Let's face it, most of us have insurance and the older you get the more you tend to have as assets build up and the Grim Reaper threatens to wield his scythe.
There are the material things like the house and the car that we feel obliged to cover as the 'what if' question plays on our conscience.
There's also the life insurance to cover the mortgage in case you cark it with payments generally going on long after you've paid the bank the last instalment of principal and long after they've extracted the last dollar of interest.
And then there's health insurance: the older you get, the more it costs you but unfortunately the longer you pay the more unlikely you are to cancel the policy because you've spent so much over the years and there's always the lingering possibility you may have to use it.

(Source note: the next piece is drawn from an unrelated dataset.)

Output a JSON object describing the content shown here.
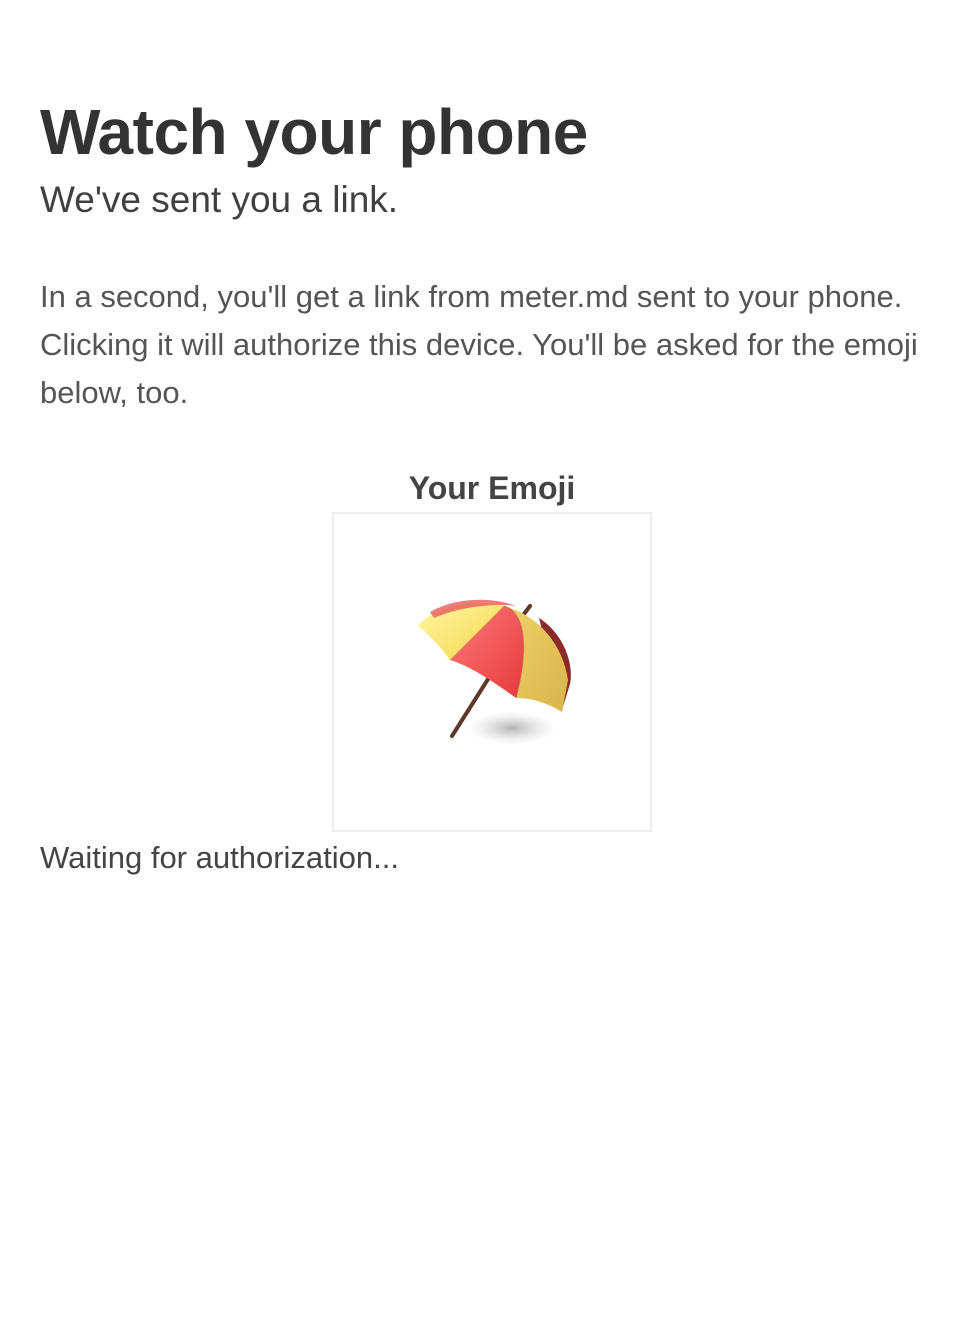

The insurance advisers, or brokers, are keen to give you advice, to tailor your needs to what they tell you are changing times. To chop and change policies, and if need be, to change companies if the price is right.
For them the price is always right as the Reserve Bank and the Financial Market Authority have found since reviewing 16 life insurance companies - finding that the customer generally comes second in the money merry go round.
The companies and their brokers are lining their pockets, commissions paid to agents for bringing in the business here is among the highest in the world.
There's little doubt the New Zealand insurance consumers have been ripped off. But this isn't new.
Last year the FMA identified what's known in the industry as "churn", where insurance advisers move clients from one insurer to another, earning commissions of up to 230 per cent of the first year's premium and other incentives, like overseas trips.
That obviously sees the hapless customer paying inflated premiums, exposing them to increased risk, where they inadvertently forget to declare something to their new insurer which means any future claim's likely to be declined.
There were plenty of examples in the latest review where the insured punter lines the peddlers of the product's pockets through the attractive incentives.
Finance Minister Grant Robertson's going to bring down the gavel on the unethical practices but not before the insurers get the chance to try and explain themselves.
Like banks in this country, which vacuumed up five billion bucks worth of profits last year, the insurance industry's about to be regulated to ensure customers rights are finally, and rightly, recognised in the way they should be.